Today I had the intro to the CELTA course. It wasn't so much an intro as it was the first day of the course. We went through a little admin stuff, got given sheaths of paper to go away and look over and we were given our tasks for tomorrow. Come 2pm tomorrow we'll each be in front of a class of students, albeit for just 15 minutes. The lesson we have to teach is pretty straight forward. I'm under the impression that we're being assessed more on how we relate to the student rather than our ability to convey information. That'll come in later I'm sure. As we were all warned its a full on course, 9-5:30, plus 4 written assignments and lesson prep to be done in our own time. That said it looks to be manageable. I guess after a month of being left to my own devices, as nice as it was, I'm kind of looking forward to having some sort of structure back in my day to day existence. With so much to do I'm hoping that this month will fly by.

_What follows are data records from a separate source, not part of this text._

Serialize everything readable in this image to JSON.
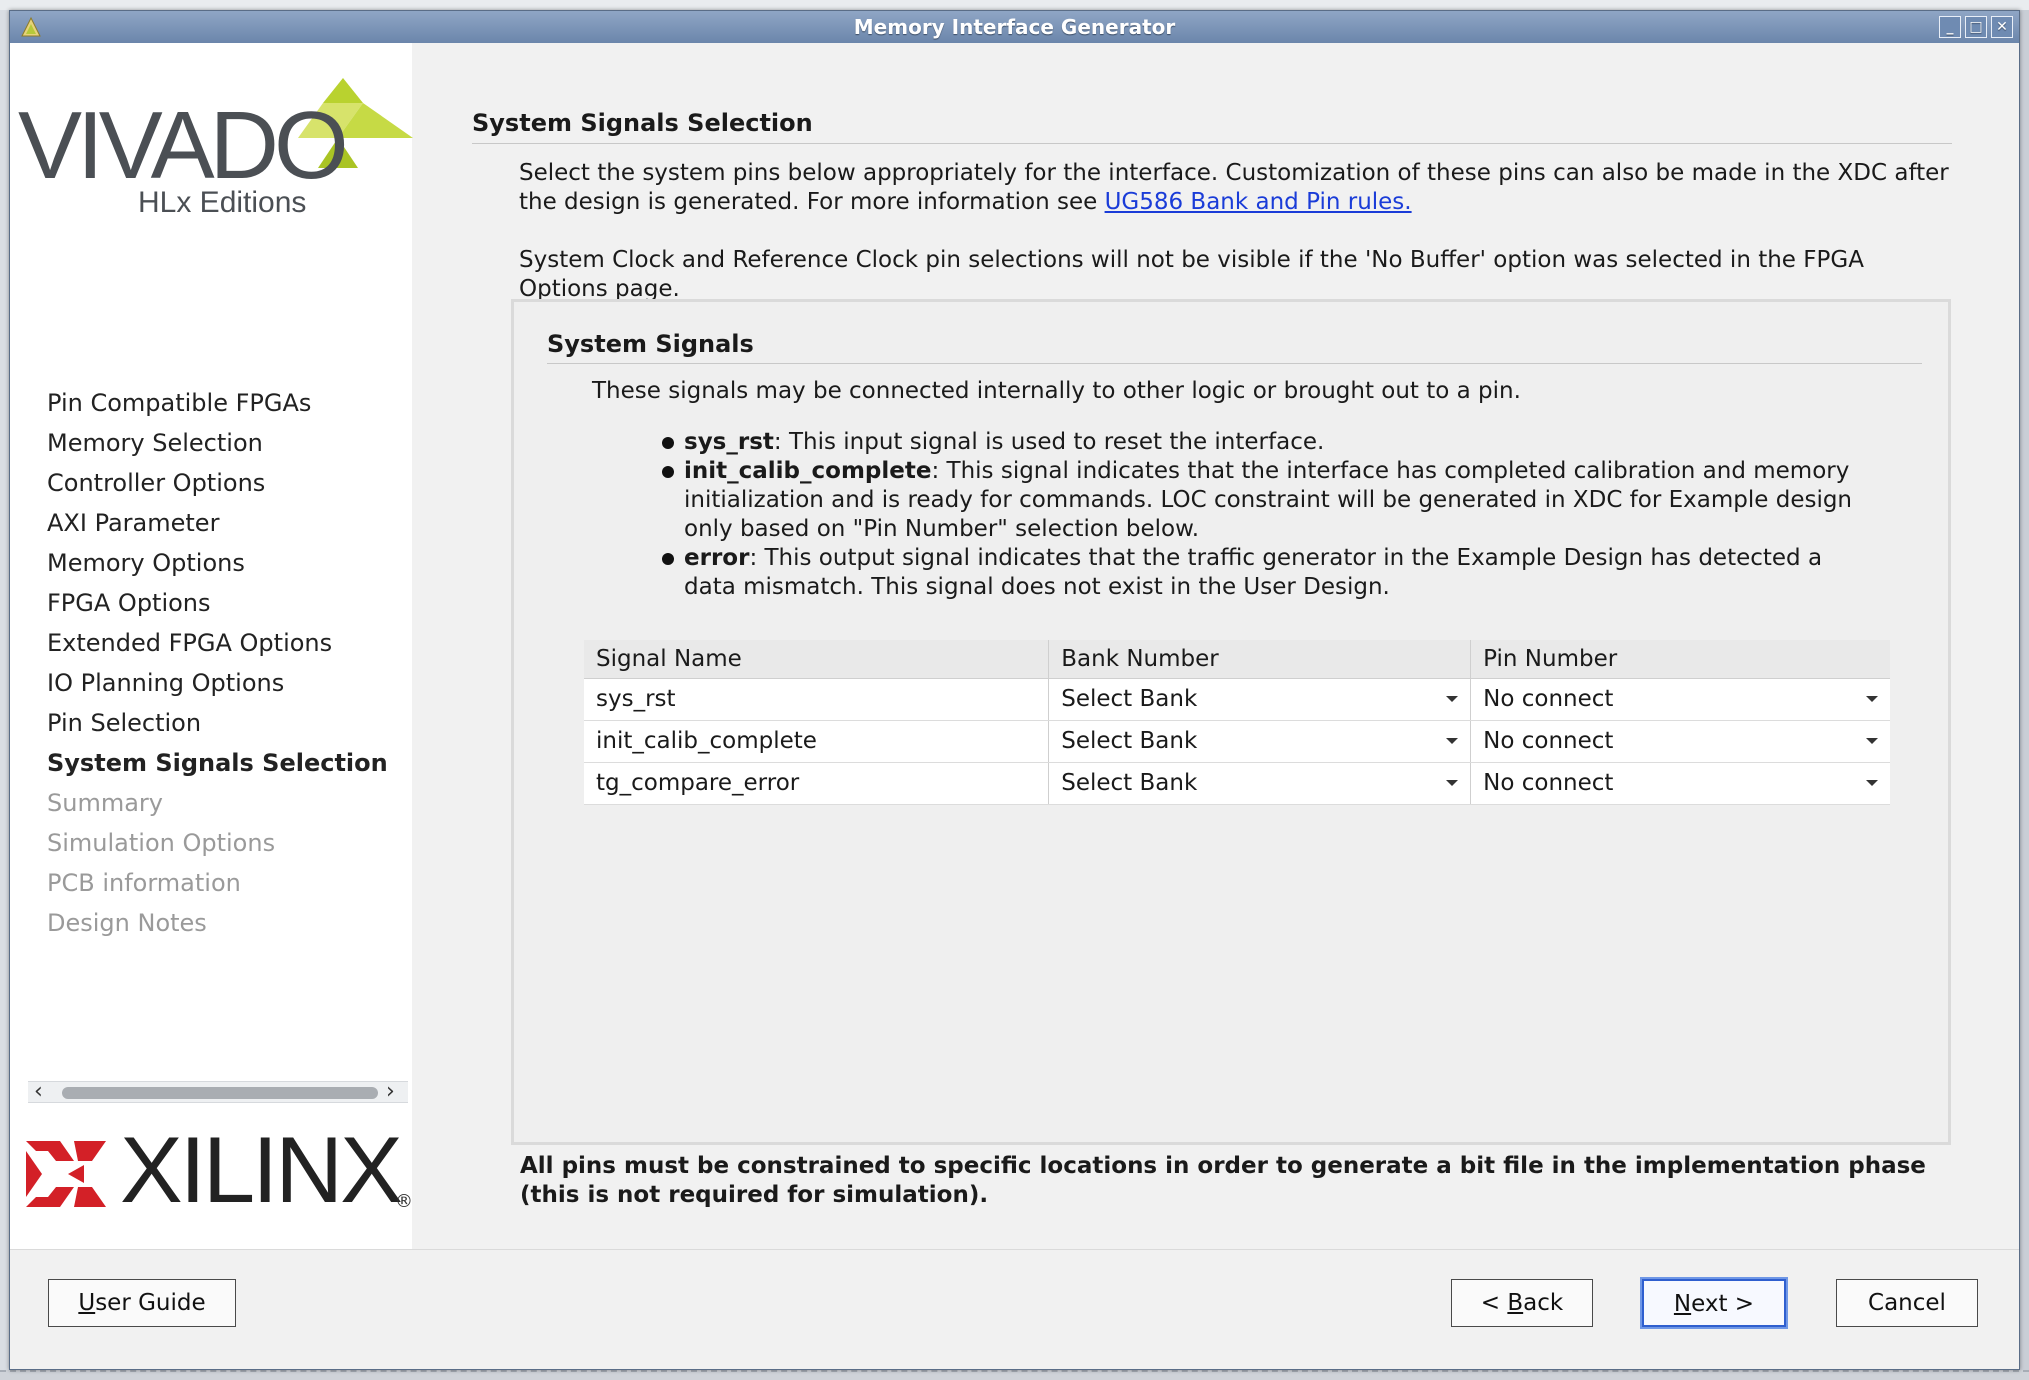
{
  "window": {
    "title": "Memory Interface Generator",
    "controls": [
      "_",
      "□",
      "✕"
    ]
  },
  "sidebar": {
    "logo_word": "VIVADO",
    "logo_sub": "HLx Editions",
    "steps": [
      {
        "label": "Pin Compatible FPGAs",
        "state": "done"
      },
      {
        "label": "Memory Selection",
        "state": "done"
      },
      {
        "label": "Controller Options",
        "state": "done"
      },
      {
        "label": "AXI Parameter",
        "state": "done"
      },
      {
        "label": "Memory Options",
        "state": "done"
      },
      {
        "label": "FPGA Options",
        "state": "done"
      },
      {
        "label": "Extended FPGA Options",
        "state": "done"
      },
      {
        "label": "IO Planning Options",
        "state": "done"
      },
      {
        "label": "Pin Selection",
        "state": "done"
      },
      {
        "label": "System Signals Selection",
        "state": "current"
      },
      {
        "label": "Summary",
        "state": "future"
      },
      {
        "label": "Simulation Options",
        "state": "future"
      },
      {
        "label": "PCB information",
        "state": "future"
      },
      {
        "label": "Design Notes",
        "state": "future"
      }
    ],
    "vendor_word": "XILINX",
    "vendor_reg": "®"
  },
  "main": {
    "section_title": "System Signals Selection",
    "intro_1_text": "Select the system pins below appropriately for the interface. Customization of these pins can also be made in the XDC after the design is generated. For more information see ",
    "intro_1_link": "UG586 Bank and Pin rules.",
    "intro_2": "System Clock and Reference Clock pin selections will not be visible if the 'No Buffer' option was selected in the FPGA Options page.",
    "group_title": "System Signals",
    "group_desc": "These signals may be connected internally to other logic or brought out to a pin.",
    "bullets": [
      {
        "term": "sys_rst",
        "text": ": This input signal is used to reset the interface."
      },
      {
        "term": "init_calib_complete",
        "text": ": This signal indicates that the interface has completed calibration and memory initialization and is ready for commands. LOC constraint will be generated in XDC for Example design only based on \"Pin Number\" selection below."
      },
      {
        "term": "error",
        "text": ": This output signal indicates that the traffic generator in the Example Design has detected a data mismatch. This signal does not exist in the User Design."
      }
    ],
    "table": {
      "columns": [
        "Signal Name",
        "Bank Number",
        "Pin Number"
      ],
      "rows": [
        {
          "signal": "sys_rst",
          "bank": "Select Bank",
          "pin": "No connect"
        },
        {
          "signal": "init_calib_complete",
          "bank": "Select Bank",
          "pin": "No connect"
        },
        {
          "signal": "tg_compare_error",
          "bank": "Select Bank",
          "pin": "No connect"
        }
      ]
    },
    "footnote": "All pins must be constrained to specific locations in order to generate a bit file in the implementation phase (this is not required for simulation)."
  },
  "buttons": {
    "user_guide": {
      "mnemonic": "U",
      "rest": "ser Guide"
    },
    "back": {
      "prefix": "< ",
      "mnemonic": "B",
      "rest": "ack"
    },
    "next": {
      "mnemonic": "N",
      "rest": "ext >"
    },
    "cancel": "Cancel"
  },
  "colors": {
    "titlebar": "#6b86ab",
    "link": "#1a3cd8",
    "vivado_green": "#b9d22f",
    "xilinx_red": "#d32027",
    "default_button_border": "#2f5fcf"
  }
}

Thursday, October 1, 2009

Ready for the off.

How long would it take you to prepare to move to a foreign country for an indeterminable amount of time? I only ask because it seems to have taken me bloody ages and I'm still not ready.
I've been in the UK for about a month now. I'm pretty much set for my departure this Friday but I still haven't finished all the CELTA precourse tasks, nor have I gotten any baht but the former will be done tomorrow and the latter... Well, I have a long flight ahead of me.
I'm not particularly nervous about the move, partly because I've known it was going to happen for a long while now. Long before I returned to the UK so its not like I've put down any roots here. It might also be that its such a big thing, too big for me to fully comprehend, so I'm not even trying. I don't know the language, I don't know the culture, I don't even know what the job situation is like. But I'm committed to it so I'm going to see it through. Obviously I'll keep you updated on how the whole fiasco goes :)
All this...

...into this.